▶ **PROVIDED RECORDS**
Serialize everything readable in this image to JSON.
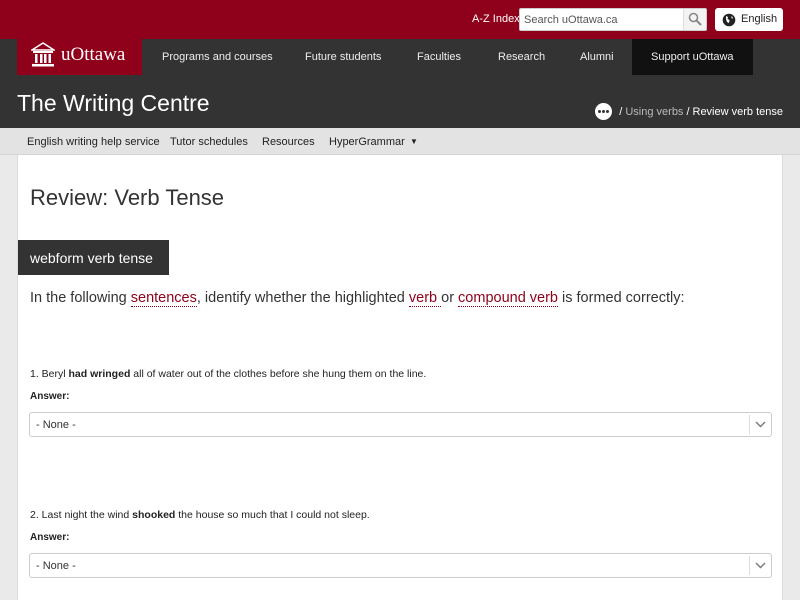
{
  "topbar": {
    "az_index": "A-Z Index",
    "search_placeholder": "Search uOttawa.ca",
    "language": "English"
  },
  "nav": {
    "logo": "uOttawa",
    "items": [
      "Programs and courses",
      "Future students",
      "Faculties",
      "Research",
      "Alumni",
      "Support uOttawa"
    ]
  },
  "site": {
    "title": "The Writing Centre",
    "breadcrumb": {
      "parent": "Using verbs",
      "current": "Review verb tense"
    }
  },
  "subnav": {
    "items": [
      "English writing help service",
      "Tutor schedules",
      "Resources",
      "HyperGrammar"
    ]
  },
  "page": {
    "title": "Review: Verb Tense",
    "form_tag": "webform verb tense",
    "intro": {
      "t1": "In the following ",
      "term1": "sentences",
      "t2": ", identify whether the highlighted ",
      "term2": "verb ",
      "t3": "or ",
      "term3": "compound verb",
      "t4": " is formed correctly:"
    },
    "questions": [
      {
        "before": "1. Beryl ",
        "bold": "had wringed",
        "after": " all of water out of the clothes before she hung them on the line.",
        "answer_label": "Answer:",
        "selected": "- None -"
      },
      {
        "before": "2. Last night the wind ",
        "bold": "shooked",
        "after": " the house so much that I could not sleep.",
        "answer_label": "Answer:",
        "selected": "- None -"
      }
    ]
  },
  "colors": {
    "brand": "#8f001a",
    "dark": "#333333",
    "subnav": "#e3e3e3"
  }
}
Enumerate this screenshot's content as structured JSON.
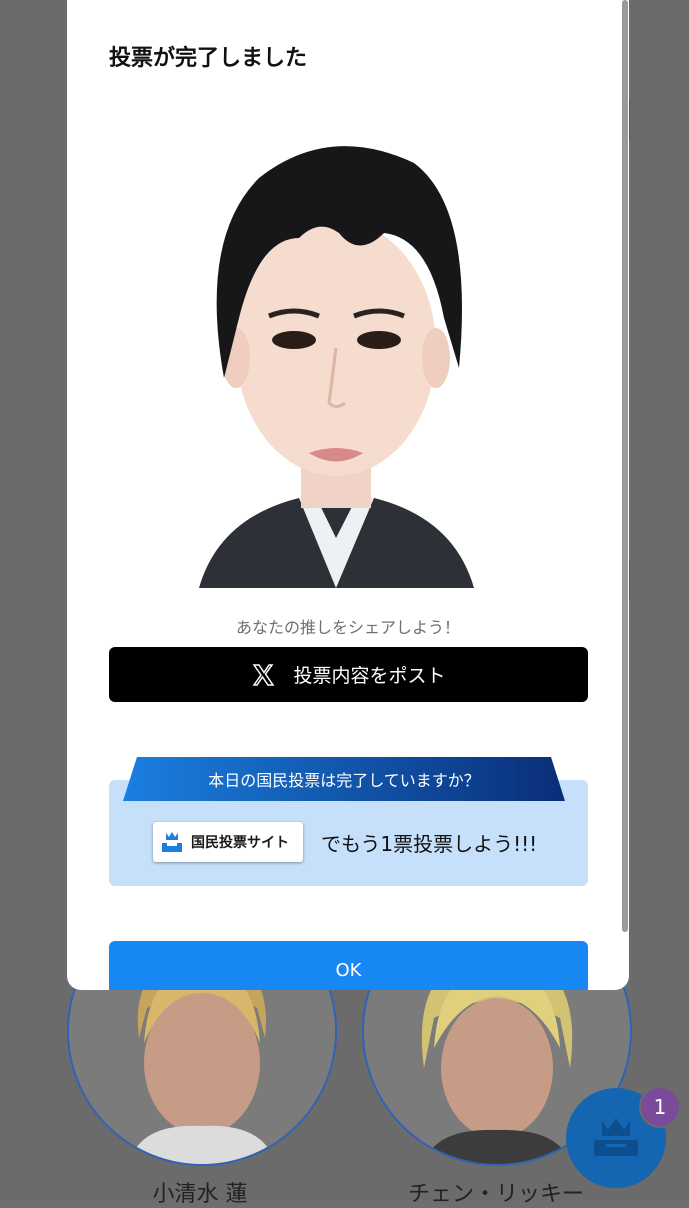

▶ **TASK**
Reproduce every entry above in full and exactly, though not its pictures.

▶ **RESPONSE**
Serialize everything readable in this image to JSON.
{
  "topbar": {
    "az_index": "A-Z Index",
    "search_placeholder": "Search uOttawa.ca",
    "language": "English"
  },
  "nav": {
    "logo": "uOttawa",
    "items": [
      "Programs and courses",
      "Future students",
      "Faculties",
      "Research",
      "Alumni",
      "Support uOttawa"
    ]
  },
  "site": {
    "title": "The Writing Centre",
    "breadcrumb": {
      "parent": "Using verbs",
      "current": "Review verb tense"
    }
  },
  "subnav": {
    "items": [
      "English writing help service",
      "Tutor schedules",
      "Resources",
      "HyperGrammar"
    ]
  },
  "page": {
    "title": "Review: Verb Tense",
    "form_tag": "webform verb tense",
    "intro": {
      "t1": "In the following ",
      "term1": "sentences",
      "t2": ", identify whether the highlighted ",
      "term2": "verb ",
      "t3": "or ",
      "term3": "compound verb",
      "t4": " is formed correctly:"
    },
    "questions": [
      {
        "before": "1. Beryl ",
        "bold": "had wringed",
        "after": " all of water out of the clothes before she hung them on the line.",
        "answer_label": "Answer:",
        "selected": "- None -"
      },
      {
        "before": "2. Last night the wind ",
        "bold": "shooked",
        "after": " the house so much that I could not sleep.",
        "answer_label": "Answer:",
        "selected": "- None -"
      }
    ]
  },
  "colors": {
    "brand": "#8f001a",
    "dark": "#333333",
    "subnav": "#e3e3e3"
  }
}
Enumerate this screenshot's content as structured JSON.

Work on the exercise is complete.